→ What you need to do
Sort through the data and copy the lines holding the word "name".
----
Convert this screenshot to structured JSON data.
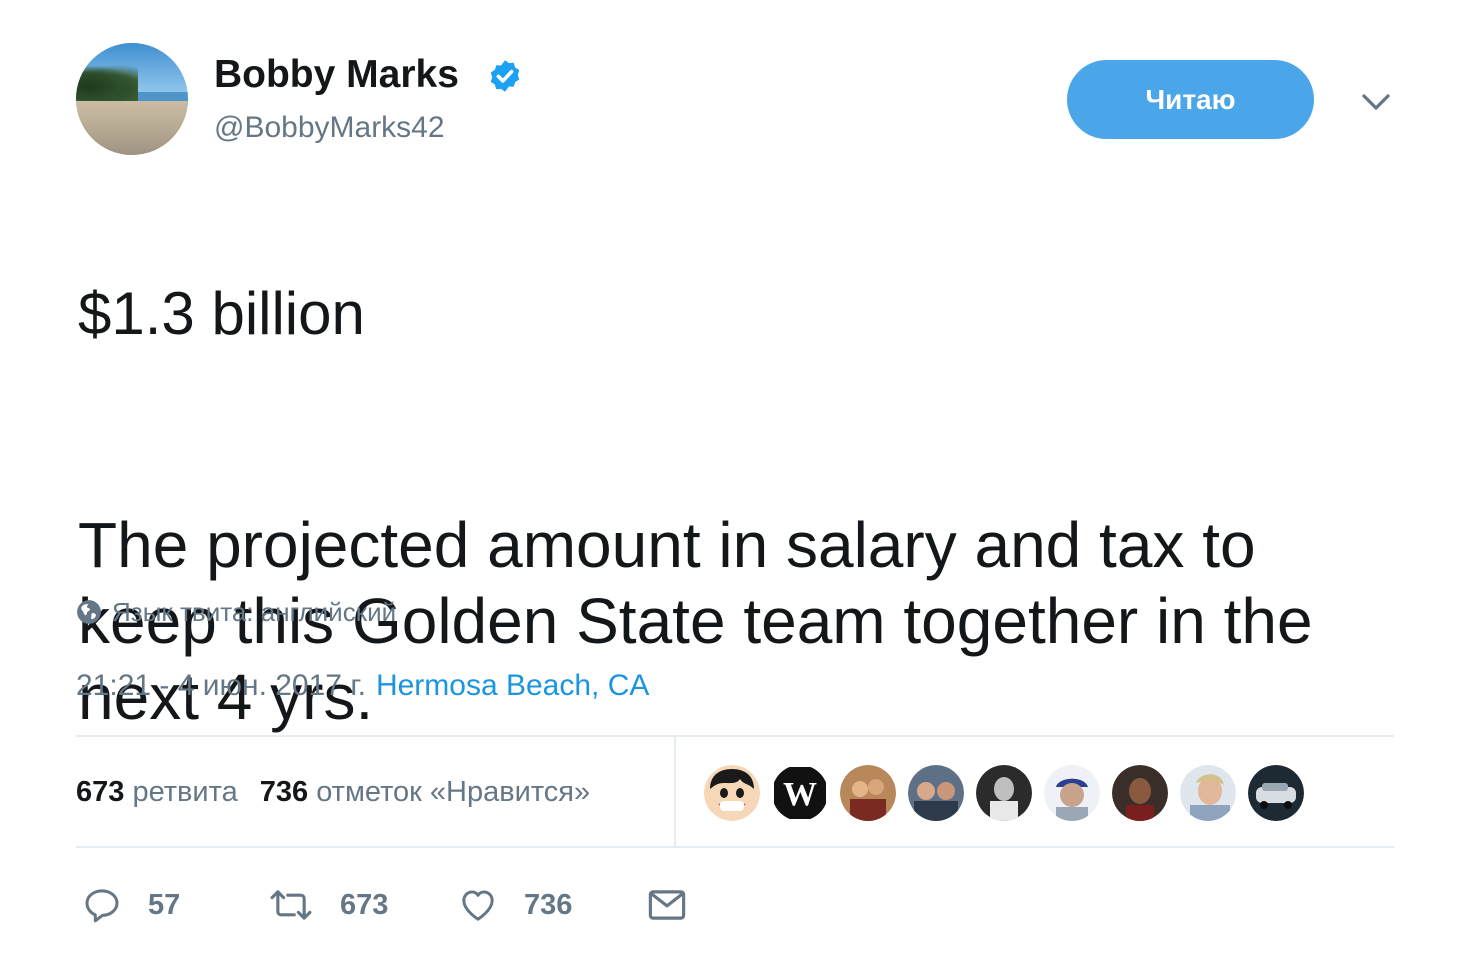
{
  "author": {
    "name": "Bobby Marks",
    "handle": "@BobbyMarks42",
    "verified": true
  },
  "follow_button": {
    "label": "Читаю"
  },
  "tweet": {
    "line1": "$1.3 billion",
    "line2": "The projected amount in salary and tax to keep this Golden State team together in the next 4 yrs."
  },
  "language_note": "Язык твита: английский",
  "meta": {
    "datetime": "21:21 - 4 июн. 2017 г.",
    "location": "Hermosa Beach, CA"
  },
  "stats": {
    "retweets_count": "673",
    "retweets_label": "ретвита",
    "likes_count": "736",
    "likes_label": "отметок «Нравится»"
  },
  "actions": {
    "reply_count": "57",
    "retweet_count": "673",
    "like_count": "736"
  },
  "likers": [
    {
      "name": "liker-1-avatar"
    },
    {
      "name": "liker-2-avatar"
    },
    {
      "name": "liker-3-avatar"
    },
    {
      "name": "liker-4-avatar"
    },
    {
      "name": "liker-5-avatar"
    },
    {
      "name": "liker-6-avatar"
    },
    {
      "name": "liker-7-avatar"
    },
    {
      "name": "liker-8-avatar"
    },
    {
      "name": "liker-9-avatar"
    }
  ],
  "colors": {
    "accent": "#1b95e0",
    "follow_button_bg": "#4aa6e8",
    "verified_badge": "#1da1f2",
    "muted_text": "#657786"
  }
}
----
→ Solution for this exercise
    "name": "Bobby Marks",
      "name": "liker-1-avatar"
      "name": "liker-2-avatar"
      "name": "liker-3-avatar"
      "name": "liker-4-avatar"
      "name": "liker-5-avatar"
      "name": "liker-6-avatar"
      "name": "liker-7-avatar"
      "name": "liker-8-avatar"
      "name": "liker-9-avatar"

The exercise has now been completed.